The New York Times published this story today about a young Ecuadorean girl who died on her way to the US. It’s a horrific example of what thousands face every day, driven by poverty, in search of freedom from persecution, a better life, or (as in this case) simply to be with family.
Like many, I was shocked at Noemi’s story, a tragedy. And I found myself somehow connected to her story, when I read that “…in Noemi’s hometown there are clues about the forces at work in her story. In the district of El Tambo in Cañar province, her maternal grandparents, Mr. Quillay, 57, and María Jesús Guamán, 59, live in an adobe home with no running water…”
Because in 1984 I worked in Cañar as a Peace Corps volunteer, and one of my first tasks as “Project Head” at the Ecuadorean Institute of Sanitary Works was to build a new potable water system for the town of El Tambo.
Here in Australia I don’t have access to photos of that project, but the images are vivid in my mind, 30 years later: trekking two hours into Andean mountains every week, up to the water source, to visit the team building the weir that collected water from a remote lake with Incan ruins at its banks. Overseeing the construction of the water-treatment facility, with a large storage tank and two sand filters. Installing 200 water meters in each and every house in El Tambo. Training Don Ashico, the custodian, how to maintain the sand filters, how to glue PVC tubing, and why water consumption needed to be measured. Dancing at the inauguration of the system, and recovering from too much “chicha” that day.
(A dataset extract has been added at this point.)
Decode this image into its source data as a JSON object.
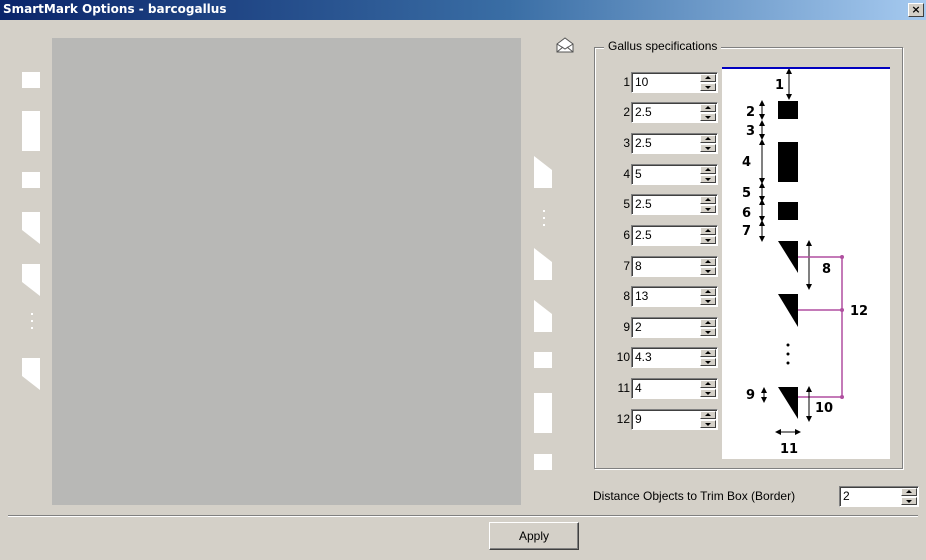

So to read that Noemi lived in a house, in El Tambo, without water seemed to add to the tragedy for me, somehow made it a bit clearer why Noemi’s parents had left. And of course they wanted her to be with them.
But why did the water system not last these 30 years? Didn’t the maintenance committee function? Didn’t Don Ashico turn over the system properly when he retired? Didn’t the local town council administer the system correctly? Maybe there was a flaw in the construction, though it was working well when I last visited, in 1992. Or perhaps the town had expanded, and Noemi’s house was far from the water distribution network…?
With small changes in our destinies, any of us could have easily found ourselves in Noemi’s situation – living without water, 12 years old, travelling across the world to be with our parents, dying in a Mexican shelter surrounded by strangers. Or, if things had gone differently, we could have just as easily been Martha or José, separated from our child and now facing the despair that comes with desperate choices.
What does it mean to us if, in fact, in some way, we are all Noemi Ávarez Quillay?